What is HIV/AIDS?
HIV is a virus that targets a person’s immune system, the same system that helps to combat illness and infections in the body. Damage to the immune system results in a progressive illness that makes one more susceptible to bacteria and illness. Once the disease has progressed past a certain point, it is then classified as AIDS (Acquired Immune Deficiency Syndrome).
Contracting HIV/AIDS requires the entry of the HIV virus particles into the body. Due to characteristics of the virus, it cannot be transmitted through the air or everyday contact such as shaking hands and sneezing. The virus can only be transmitted through contact with bodily fluids of an infected individual, these fluids include: blood, pre-ejaculate, semen, vaginal fluids and breast milk. Therefore, unprotected sexual encounters and sharing of needles are the among the highest risk factors for HIV.
HIV symptoms vary greatly depending on the stage of the disease. Newly infected individuals will experience a “primary infection” including symptoms such as: fever, headache, sore throat and swollen lymph glands. Many times the primary HIV infection goes unnoticed, however it is during this time that the virus is spread most efficiently. Following primary infection, patients undergo a “latent” period where there are no symptoms. This period can last from 8-10 years. As the disease progresses and slowly attacks your immune systems, individuals can start to notice an increase in the frequency of illness or bacterial infections. One is classified as having AIDS once the immune system has sustained sufficient damage. At this time, the individual will be at a very high risk of developing fatal infections due to lack of a properly functioning immune system.
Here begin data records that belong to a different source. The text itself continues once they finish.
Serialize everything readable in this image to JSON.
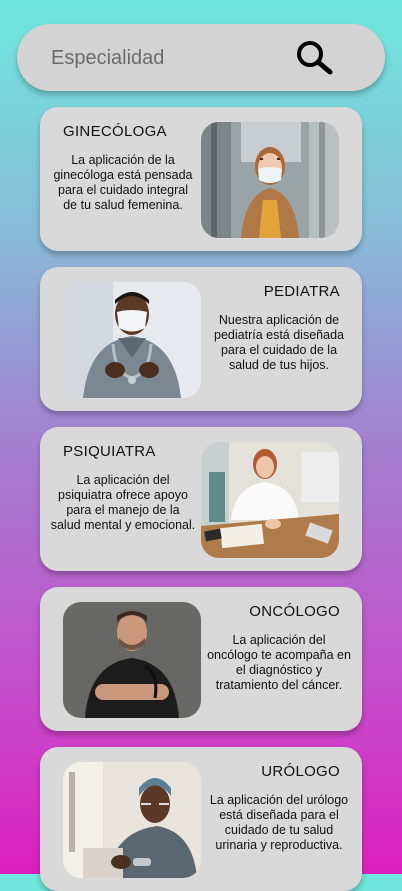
{
  "search": {
    "placeholder": "Especialidad",
    "icon": "search-icon"
  },
  "specialties": [
    {
      "title": "GINECÓLOGA",
      "description": "La aplicación de la ginecóloga está pensada para el cuidado integral de tu salud femenina.",
      "photo": "woman-face-mask-photo"
    },
    {
      "title": "PEDIATRA",
      "description": "Nuestra aplicación de pediatría está diseñada para el cuidado de la salud de tus hijos.",
      "photo": "male-doctor-mask-stethoscope-photo"
    },
    {
      "title": "PSIQUIATRA",
      "description": "La aplicación del psiquiatra ofrece apoyo para el manejo de la salud mental y emocional.",
      "photo": "female-doctor-at-desk-photo"
    },
    {
      "title": "ONCÓLOGO",
      "description": "La aplicación del oncólogo te acompaña en el diagnóstico y tratamiento del cáncer.",
      "photo": "male-doctor-arms-crossed-photo"
    },
    {
      "title": "URÓLOGO",
      "description": "La aplicación del urólogo está diseñada para el cuidado de tu salud urinaria y reproductiva.",
      "photo": "male-doctor-surgical-cap-photo"
    }
  ]
}
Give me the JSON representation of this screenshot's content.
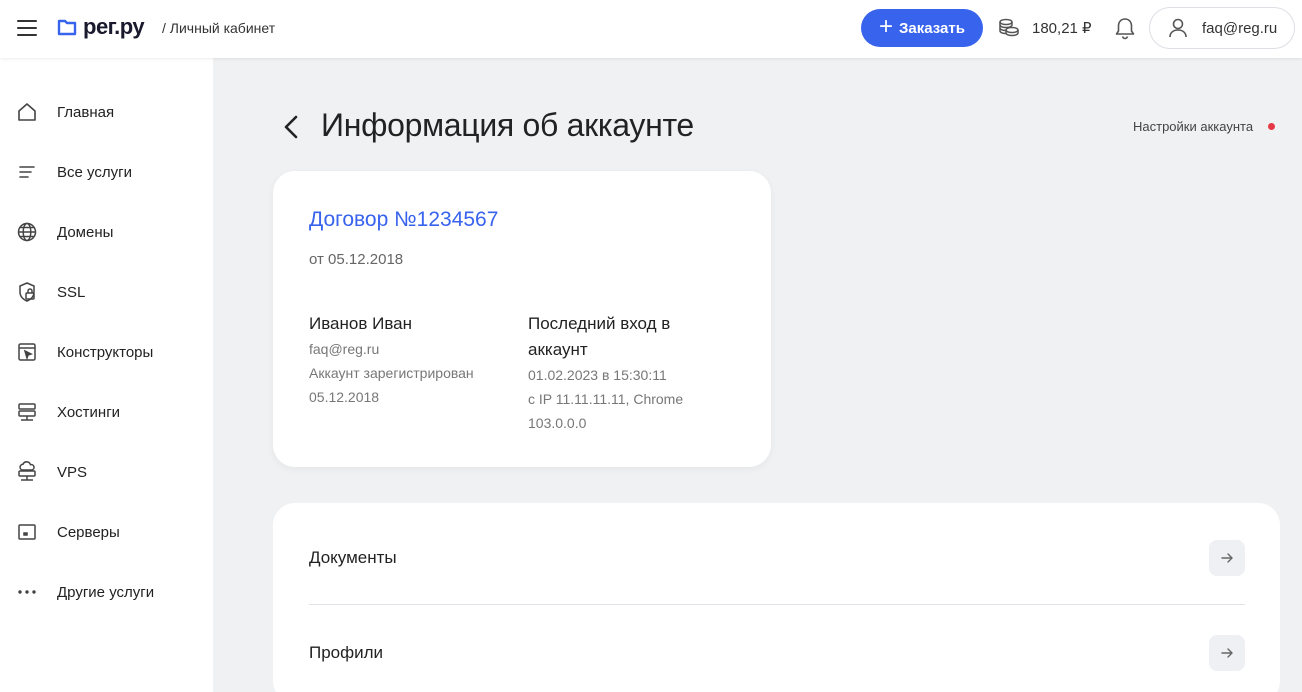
{
  "header": {
    "logo_text": "рег.ру",
    "breadcrumb": "/ Личный кабинет",
    "order_label": "Заказать",
    "balance": "180,21 ₽",
    "account_email": "faq@reg.ru"
  },
  "sidebar": {
    "items": [
      {
        "label": "Главная",
        "icon": "home-icon"
      },
      {
        "label": "Все услуги",
        "icon": "list-icon"
      },
      {
        "label": "Домены",
        "icon": "globe-icon"
      },
      {
        "label": "SSL",
        "icon": "shield-lock-icon"
      },
      {
        "label": "Конструкторы",
        "icon": "constructor-icon"
      },
      {
        "label": "Хостинги",
        "icon": "hosting-icon"
      },
      {
        "label": "VPS",
        "icon": "cloud-server-icon"
      },
      {
        "label": "Серверы",
        "icon": "server-icon"
      },
      {
        "label": "Другие услуги",
        "icon": "more-dots-icon"
      }
    ]
  },
  "main": {
    "title": "Информация об аккаунте",
    "settings_link": "Настройки аккаунта",
    "contract": {
      "number": "Договор №1234567",
      "date": "от 05.12.2018",
      "owner": {
        "name": "Иванов Иван",
        "email": "faq@reg.ru",
        "registered_label": "Аккаунт зарегистрирован",
        "registered_date": "05.12.2018"
      },
      "last_login": {
        "title_line1": "Последний вход в",
        "title_line2": "аккаунт",
        "datetime": "01.02.2023 в 15:30:11",
        "ip_line1": "с IP 11.11.11.11, Chrome",
        "ip_line2": "103.0.0.0"
      }
    },
    "list": [
      {
        "label": "Документы"
      },
      {
        "label": "Профили"
      }
    ]
  },
  "colors": {
    "accent": "#3863ed",
    "notification_dot": "#e63946"
  }
}
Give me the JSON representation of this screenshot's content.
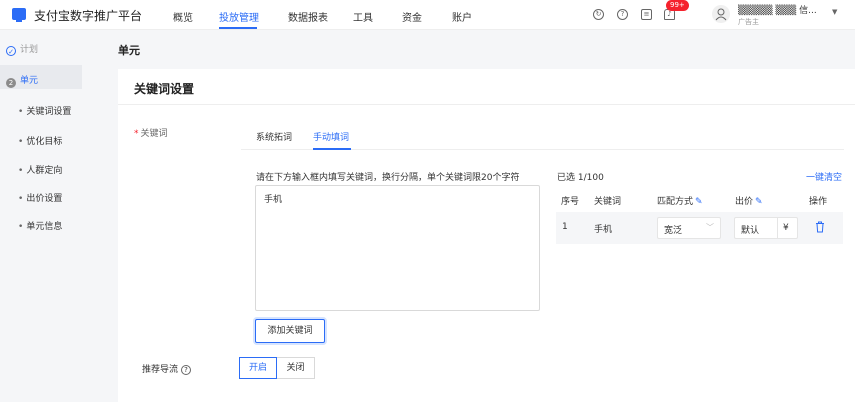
{
  "header": {
    "brand": "支付宝数字推广平台",
    "nav": [
      "概览",
      "投放管理",
      "数据报表",
      "工具",
      "资金",
      "账户"
    ],
    "active_nav": "投放管理",
    "notification_count": "99+",
    "user_name": "▒▒▒▒▒ ▒▒▒ 信...",
    "user_role": "广告主"
  },
  "sidebar": {
    "steps": [
      {
        "num": "",
        "label": "计划"
      },
      {
        "num": "2",
        "label": "单元"
      }
    ],
    "sub_items": [
      "关键词设置",
      "优化目标",
      "人群定向",
      "出价设置",
      "单元信息"
    ]
  },
  "main": {
    "breadcrumb_title": "单元",
    "card_title": "关键词设置",
    "keyword_label": "关键词",
    "tabs": [
      "系统拓词",
      "手动填词"
    ],
    "active_tab": "手动填词",
    "hint": "请在下方输入框内填写关键词，换行分隔，单个关键词限20个字符",
    "textarea_value": "手机",
    "add_button": "添加关键词",
    "selected_count": "已选 1/100",
    "clear_all": "一键清空",
    "table": {
      "headers": [
        "序号",
        "关键词",
        "匹配方式",
        "出价",
        "操作"
      ],
      "rows": [
        {
          "index": "1",
          "keyword": "手机",
          "match": "宽泛",
          "bid": "默认",
          "currency": "¥"
        }
      ]
    },
    "recommend_label": "推荐导流",
    "toggle": [
      "开启",
      "关闭"
    ],
    "toggle_selected": "开启"
  },
  "colors": {
    "accent": "#2b6cf6",
    "danger": "#f5222d"
  }
}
Unfortunately there is currently no cure for HIV, however there are many ways to either minimize your risk of contracting the disease and manage symptoms if infected. You minimize your risk by always practicing “safe” sexual activities by proper use of condoms and other barrier devices. Additionally, if you are injecting drugs or steroids, avoid sharing or reusing needles and other equipment. Treatments for those with HIV/AIDS often include antiretrovirals, which help suppress the virus, causing the progressive of the disease to occur less quickly and increase quality of life.
In 2011, it was estimated that about 71,300 people in Canada were infected with HIV with 76.7% being male. On average approximately 2300-4000 people become newly infected with HIV per year in Canada. According to the Government of Canada (2011), men who have sex with men are amongst the highest risk of contracting the disease and accounted for 46.6% of new infections in 2011. An additional 13.7% of new infections were also reported by those who identified as injection drug users.